Ryan and I would like to once again welcome you to another review for our Argumentative August Blogathon.
This next film, 12 Angry Men (1957) is being reviewed by James of Back to the Viewer
Let’s see what James thought of this movie….
12 Angry Men (1957)
MovieRob and Ryan of Ten Stars or Less have put their heads together and come up with a cracking blogathon for us movie buffs to tackle this August. Argumentative August is dedicated to 50 best courtroom dramas as voted by GamesRadar.
For starters what is so fascinating about a courtroom drama? On paper it sounds kind of dull, reduced to boring legal jargon and insufferable lawyers desperate to make an impression.
But inside these marble arenas of democracy the stakes couldn’t be higher. Tapping into such a relatable and personal experience film makers have produced some of the most memorable scenes in film history within the confines of democratic judgement.
Turning tales of woe and despair into captivating stories without leaving a bitter after taste isn’t easy. We’re given a side to route for and more often than not we defend the accused right alongside the lawyer in that stuffy courtroom. Never before has this case been so clear cut as Sidney Lumet’s incorrigible 12 Angry Men.
Based on the original 1954 teleplay by Reginald Rose, 12 Angry Men follows the intricate deliberations of 12 jurors as they weigh up the evidence held against the innocence of an 18 year old boy accused of murdering his father. Lumet’s masterpiece glides into the courtroom as the judge offers his two cents on the issue and dismisses the jury to come to a unanimous decision.

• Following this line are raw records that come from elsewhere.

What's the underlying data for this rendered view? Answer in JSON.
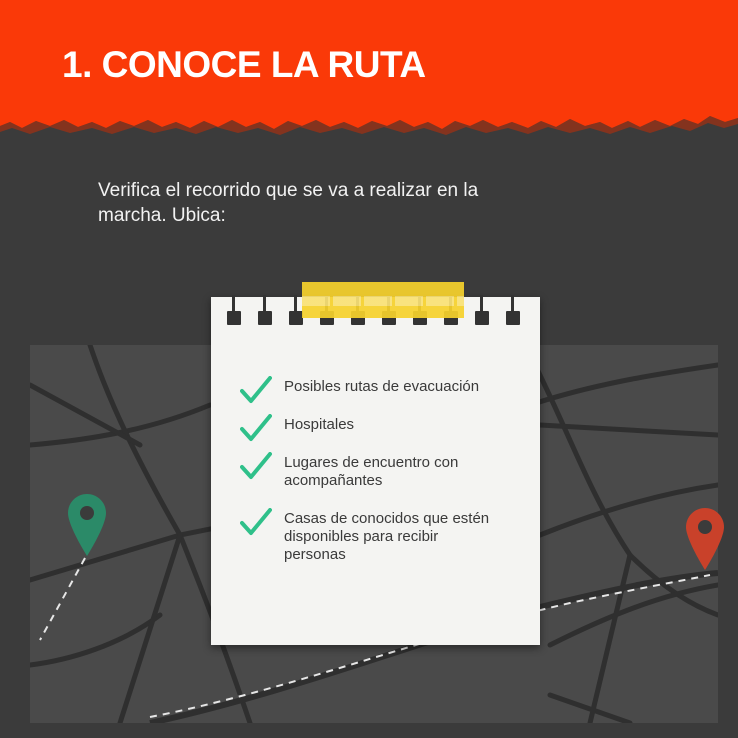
{
  "header": {
    "title": "1. CONOCE LA RUTA",
    "accent_color": "#fa3908"
  },
  "intro": {
    "text": "Verifica el recorrido que se va a realizar en la marcha. Ubica:"
  },
  "note": {
    "items": [
      {
        "text": "Posibles rutas de evacuación",
        "icon": "check-icon"
      },
      {
        "text": "Hospitales",
        "icon": "check-icon"
      },
      {
        "text": "Lugares de encuentro con acompañantes",
        "icon": "check-icon"
      },
      {
        "text": "Casas de conocidos que estén disponibles para recibir personas",
        "icon": "check-icon"
      }
    ],
    "check_color": "#2fc08a",
    "tape_color": "#f7d22c"
  },
  "map": {
    "start_pin_color": "#2b8a68",
    "end_pin_color": "#c9412a",
    "start_icon": "map-pin-icon",
    "end_icon": "map-pin-icon"
  }
}
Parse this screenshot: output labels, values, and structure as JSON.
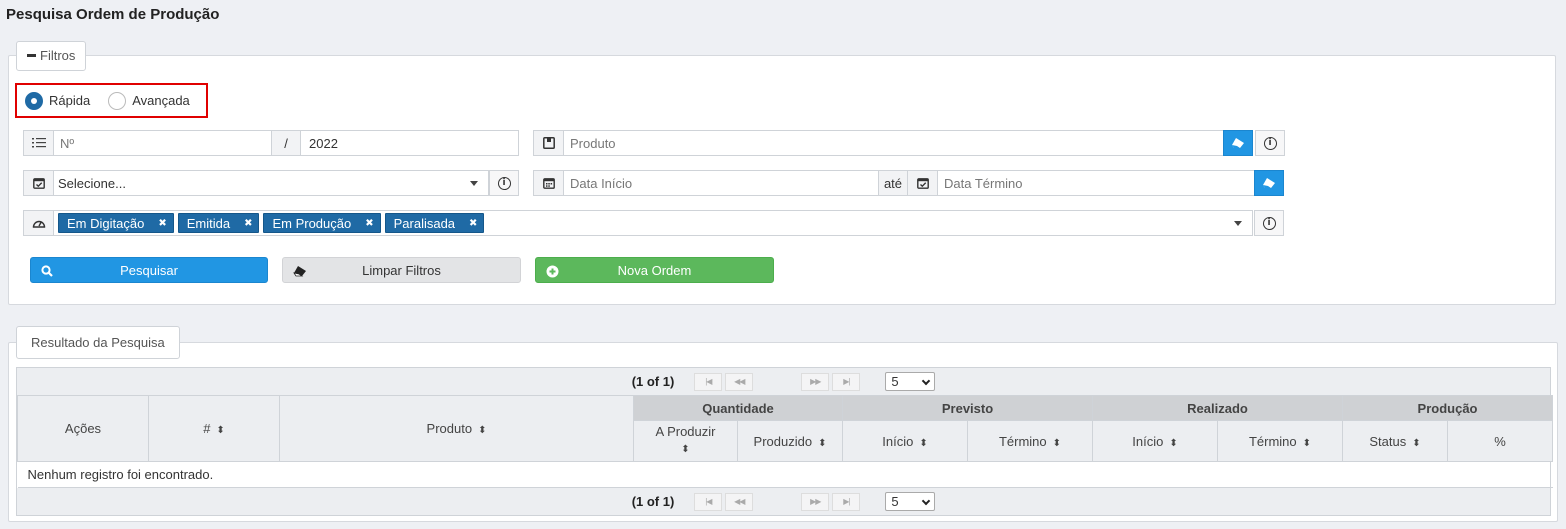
{
  "page_title": "Pesquisa Ordem de Produção",
  "filters": {
    "legend": "Filtros",
    "mode": {
      "options": [
        "Rápida",
        "Avançada"
      ],
      "selected": "Rápida"
    },
    "numero_placeholder": "Nº",
    "separator": "/",
    "ano_value": "2022",
    "produto_placeholder": "Produto",
    "tipo_select": "Selecione...",
    "data_inicio_placeholder": "Data Início",
    "ate_label": "até",
    "data_termino_placeholder": "Data Término",
    "status_chips": [
      "Em Digitação",
      "Emitida",
      "Em Produção",
      "Paralisada"
    ],
    "chip_remove": "✖"
  },
  "buttons": {
    "pesquisar": "Pesquisar",
    "limpar": "Limpar Filtros",
    "nova": "Nova Ordem"
  },
  "results": {
    "legend": "Resultado da Pesquisa",
    "pager_text": "(1 of 1)",
    "rows_per_page": "5",
    "columns": {
      "acoes": "Ações",
      "num": "#",
      "produto": "Produto",
      "quantidade": "Quantidade",
      "a_produzir": "A Produzir",
      "produzido": "Produzido",
      "previsto": "Previsto",
      "prev_inicio": "Início",
      "prev_termino": "Término",
      "realizado": "Realizado",
      "real_inicio": "Início",
      "real_termino": "Término",
      "producao": "Produção",
      "status": "Status",
      "percent": "%"
    },
    "empty_message": "Nenhum registro foi encontrado."
  },
  "colors": {
    "primary": "#2196e3",
    "success": "#5cb85c",
    "chip": "#1f6aa5",
    "highlight": "#e00000"
  }
}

With the weight of the world on their shoulders the jury sidle away into a private room and settle down for a preliminary vote. Requiring unanimity to determine the boy’s fate the vote comes out 11-1 in favour of a guilty verdict. The exception? Juror 8, Henry Fonda.
Much to the annoyance of various other jurors, who have pre-figured a guilty verdict is obvious from the evidence put forward, they soon turn to Juror 8 to defend his reasoning. With the life of an 18 year old boy in their hands Juror 8 holds issues with the circumstantial evidence and earnestly elaborates that he’d at least like to talk about it first.

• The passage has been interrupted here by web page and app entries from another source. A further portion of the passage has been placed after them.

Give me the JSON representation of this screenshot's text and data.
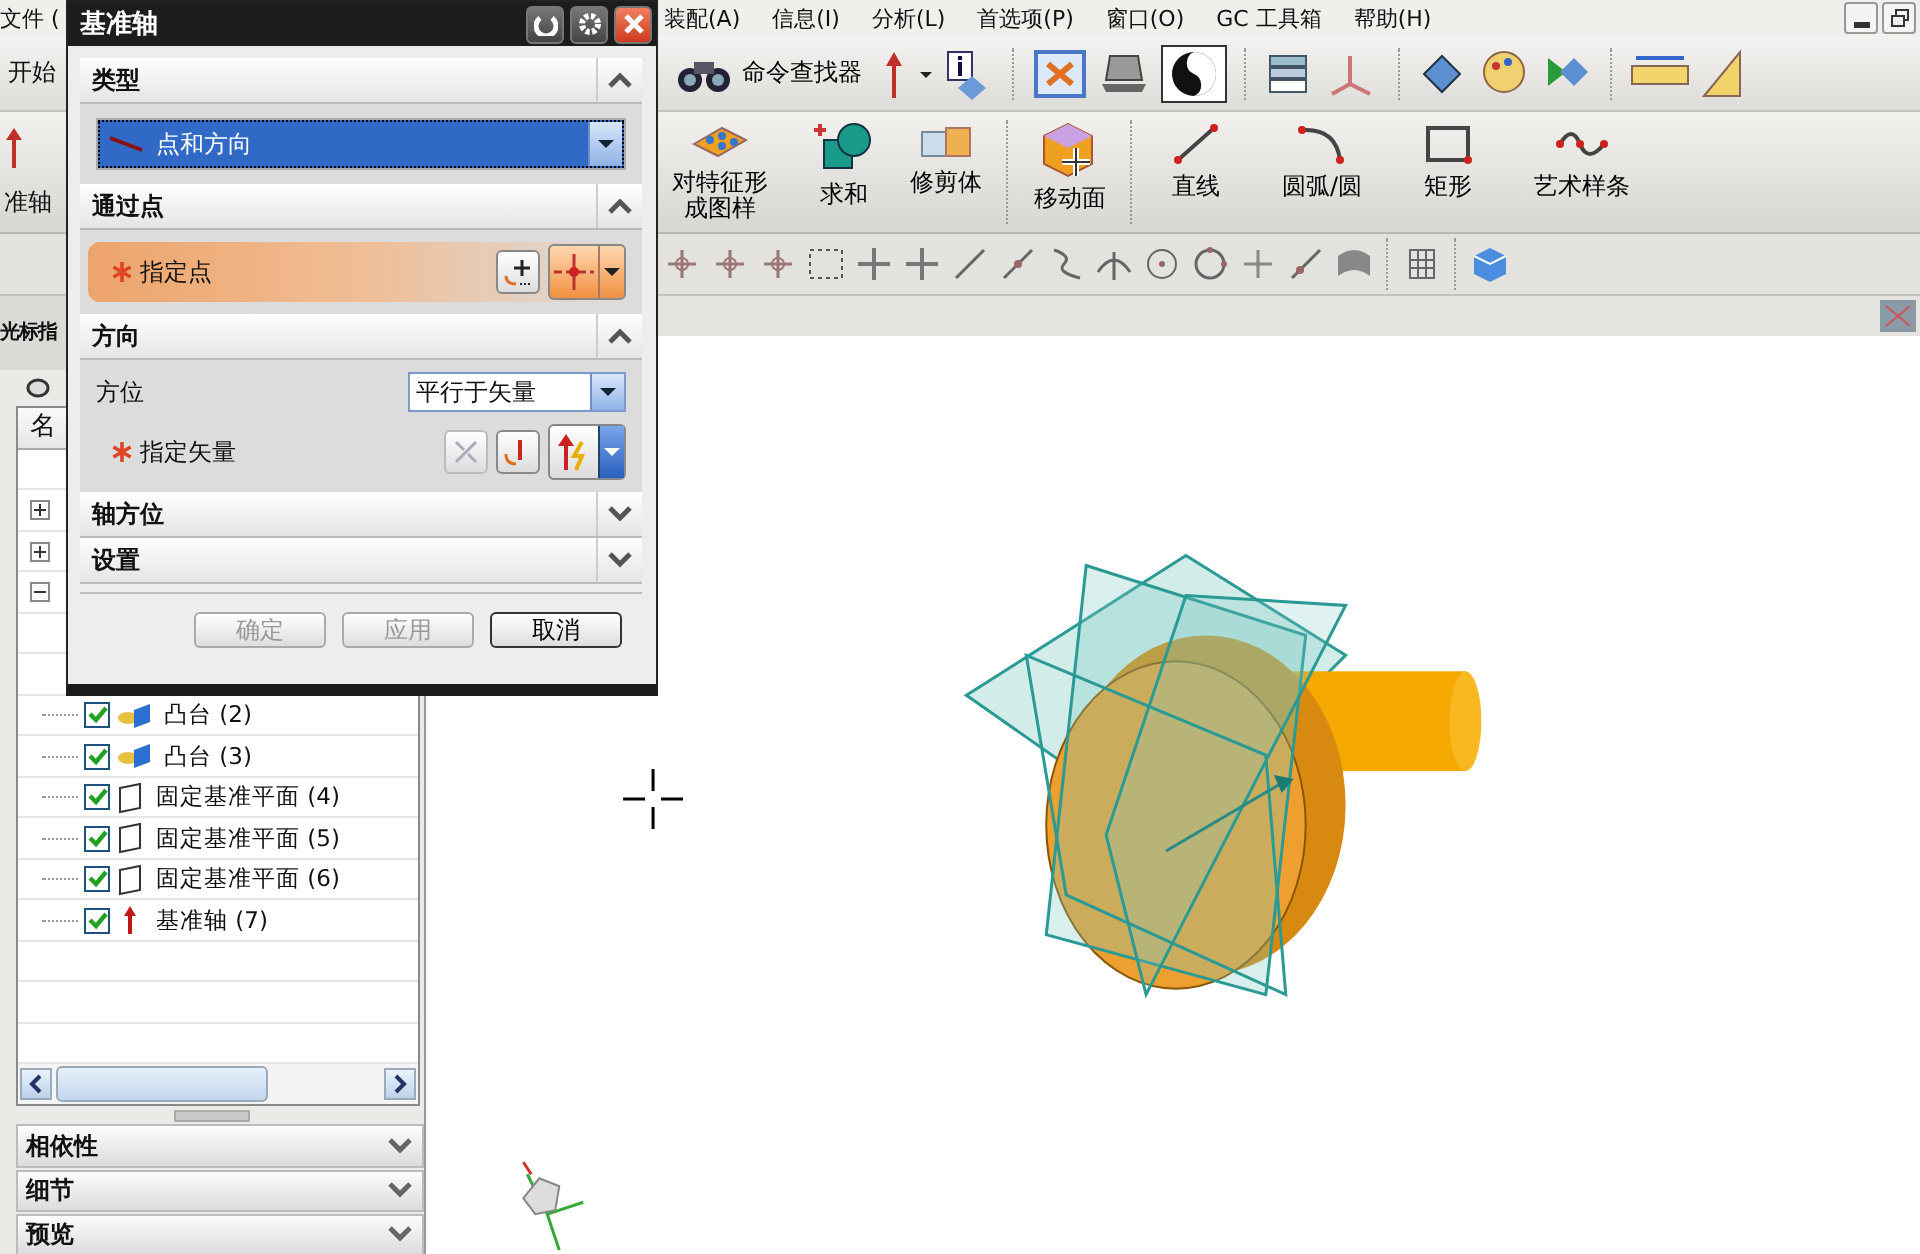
{
  "menu_bar": {
    "left_item": "文件 (",
    "items": [
      "装配(A)",
      "信息(I)",
      "分析(L)",
      "首选项(P)",
      "窗口(O)",
      "GC 工具箱",
      "帮助(H)"
    ]
  },
  "standard_toolbar": {
    "start": "开始",
    "command_finder": "命令查找器"
  },
  "feature_toolbar": {
    "left_label": "准轴",
    "items": [
      {
        "label": "对特征形成图样",
        "kind": "pattern"
      },
      {
        "label": "求和",
        "kind": "unite"
      },
      {
        "label": "修剪体",
        "kind": "trim"
      }
    ],
    "move_face": "移动面",
    "sketch_items": [
      {
        "label": "直线",
        "kind": "line"
      },
      {
        "label": "圆弧/圆",
        "kind": "arc"
      },
      {
        "label": "矩形",
        "kind": "rect"
      },
      {
        "label": "艺术样条",
        "kind": "spline"
      }
    ]
  },
  "navigator": {
    "tab": "光标指",
    "column": "名",
    "toggles": [
      {
        "expanded": false
      },
      {
        "expanded": false
      },
      {
        "expanded": true
      }
    ],
    "items": [
      {
        "label": "凸台 (2)",
        "kind": "boss",
        "checked": true
      },
      {
        "label": "凸台 (3)",
        "kind": "boss",
        "checked": true
      },
      {
        "label": "固定基准平面 (4)",
        "kind": "plane",
        "checked": true
      },
      {
        "label": "固定基准平面 (5)",
        "kind": "plane",
        "checked": true
      },
      {
        "label": "固定基准平面 (6)",
        "kind": "plane",
        "checked": true
      },
      {
        "label": "基准轴 (7)",
        "kind": "axis",
        "checked": true
      }
    ],
    "panels": [
      {
        "label": "相依性",
        "expanded": false
      },
      {
        "label": "细节",
        "expanded": false
      },
      {
        "label": "预览",
        "expanded": false
      }
    ]
  },
  "dialog": {
    "title": "基准轴",
    "sections": [
      {
        "title": "类型",
        "expanded": true,
        "rows": [
          {
            "kind": "select",
            "value": "点和方向"
          }
        ]
      },
      {
        "title": "通过点",
        "expanded": true,
        "rows": [
          {
            "kind": "point",
            "label": "指定点",
            "required": true
          }
        ]
      },
      {
        "title": "方向",
        "expanded": true,
        "rows": [
          {
            "kind": "option",
            "label": "方位",
            "value": "平行于矢量"
          },
          {
            "kind": "vector",
            "label": "指定矢量",
            "required": true
          }
        ]
      },
      {
        "title": "轴方位",
        "expanded": false
      },
      {
        "title": "设置",
        "expanded": false
      }
    ],
    "buttons": [
      {
        "label": "确定",
        "disabled": true
      },
      {
        "label": "应用",
        "disabled": true
      },
      {
        "label": "取消",
        "disabled": false
      }
    ]
  }
}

Tempers fray, voices raise, and prejudices come out to play as Juror 8 figures the boy deserves a fair trial and attempts to convince the other jurors to change their preliminary verdict. Holding true to his initial intentions Juror 8 never unequivocally defends the boy’s innocence, but merely presents his arguments for reasonable doubt.
When it’s clear that the other jurors are set in their ways Juror 8 reluctantly proposes a secret ballot to determine the jury’s decision. Abstaining this time Juror 8 waits patiently as the votes are counted. Lumet builds the tension beautifully until prejudices explode after a “not guilty” vote is drawn.

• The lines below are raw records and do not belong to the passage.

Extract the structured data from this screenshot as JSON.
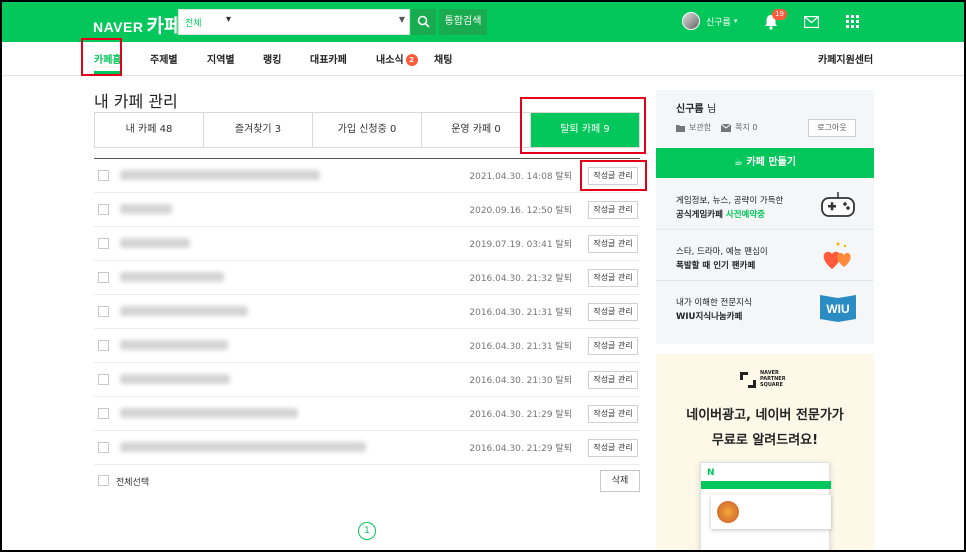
{
  "header": {
    "logo_naver": "NAVER",
    "logo_cafe": "카페",
    "search_scope": "전체",
    "search_value": "",
    "total_search": "통합검색",
    "username": "신구름",
    "notification_count": "19"
  },
  "subnav": {
    "items": [
      "카페홈",
      "주제별",
      "지역별",
      "랭킹",
      "대표카페",
      "내소식",
      "채팅"
    ],
    "news_badge": "2",
    "support": "카페지원센터"
  },
  "main": {
    "title": "내 카페 관리",
    "tabs": [
      "내 카페 48",
      "즐겨찾기 3",
      "가입 신청중 0",
      "운영 카페 0",
      "탈퇴 카페 9"
    ],
    "rows": [
      {
        "date": "2021.04.30. 14:08 탈퇴",
        "action": "작성글 관리"
      },
      {
        "date": "2020.09.16. 12:50 탈퇴",
        "action": "작성글 관리"
      },
      {
        "date": "2019.07.19. 03:41 탈퇴",
        "action": "작성글 관리"
      },
      {
        "date": "2016.04.30. 21:32 탈퇴",
        "action": "작성글 관리"
      },
      {
        "date": "2016.04.30. 21:31 탈퇴",
        "action": "작성글 관리"
      },
      {
        "date": "2016.04.30. 21:31 탈퇴",
        "action": "작성글 관리"
      },
      {
        "date": "2016.04.30. 21:30 탈퇴",
        "action": "작성글 관리"
      },
      {
        "date": "2016.04.30. 21:29 탈퇴",
        "action": "작성글 관리"
      },
      {
        "date": "2016.04.30. 21:29 탈퇴",
        "action": "작성글 관리"
      }
    ],
    "select_all": "전체선택",
    "delete": "삭제",
    "page": "1"
  },
  "side": {
    "user": "신구름",
    "user_suffix": "님",
    "storage": "보관함",
    "memo": "쪽지 0",
    "logout": "로그아웃",
    "make_cafe": "카페 만들기",
    "promos": [
      {
        "line1": "게임정보, 뉴스, 공략이 가득한",
        "line2a": "공식게임카페 ",
        "line2b": "사전예약중"
      },
      {
        "line1": "스타, 드라마, 예능 팬심이",
        "line2a": "폭발할 때 인기 팬카페",
        "line2b": ""
      },
      {
        "line1": "내가 이해한 전문지식",
        "line2a": "WIU지식나눔카페",
        "line2b": ""
      }
    ],
    "wiu_label": "WIU"
  },
  "ad": {
    "brand": [
      "NAVER",
      "PARTNER",
      "SQUARE"
    ],
    "line1": "네이버광고, 네이버 전문가가",
    "line2": "무료로 알려드려요!"
  },
  "colors": {
    "brand_green": "#03c75a",
    "highlight_red": "#e3001b"
  }
}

In this sequence the jurors reveal pivotal character traits and tendencies that blossom to their full, terrifying potential over the course of the incisive 96 minute run time. At once shocking, captivating, and revealing Lumet instils a nervousness into each scene that finds little room for the characters to escape their deliberations.
The crux of Juror 8’s reasonable doubt is realised when he reveals an identical switch knife to the one used by the murder suspect. Throwing the jury room into a tizz, it is at this moment that we begin to see the gradual shift in the jury’s state of mind. From an uncompromisingly certain verdict Juror 8 has worn the jury down until the multiple vote counts, taken over the course of the film, begin to show ‘not guilty’ as the favourable verdict.
As the rest of the picture unfolds Lumet treats his viewers to a delight of complex personal issues, motivations, prejudice and macho tendencies to the beating drum of the stormy weather at arms reach just outside the window. Complementing the tense drama of the jury room Lumet masterfully utilises nature to symbolise the torrid torrent of clashing personalities unable to escape each other and confined to reasoning.
12 Angry Men is a compelling courtroom drama that tempts the viewer into their own conclusions on hidden character motives and inspires the reasonable doubt within us all. Henry Fonda is spellbinding with his passion for justice through thoughtful discourse and each of the jurors put in magnificent turns as both his sympathisers and antagonisers.
In an often overlooked ironic twist Juror 12, a larger than life character in advertising, is the most impressionable juror of them all, changing his mind numerous times depending on arguments put forward. With intricate character development and magnificent dialogue 12 Angry Men will continue to inspire film makers and film critics alike with its seamless delivery.
Lumet’s closing master stroke leaves the viewer in the dark as the twelve men head out into the night. We never discover the truth, the boy’s relief, or who the killer was, but nor are we left wanting more. A truly Timeless Classic worthy of a highly laudable
* * * *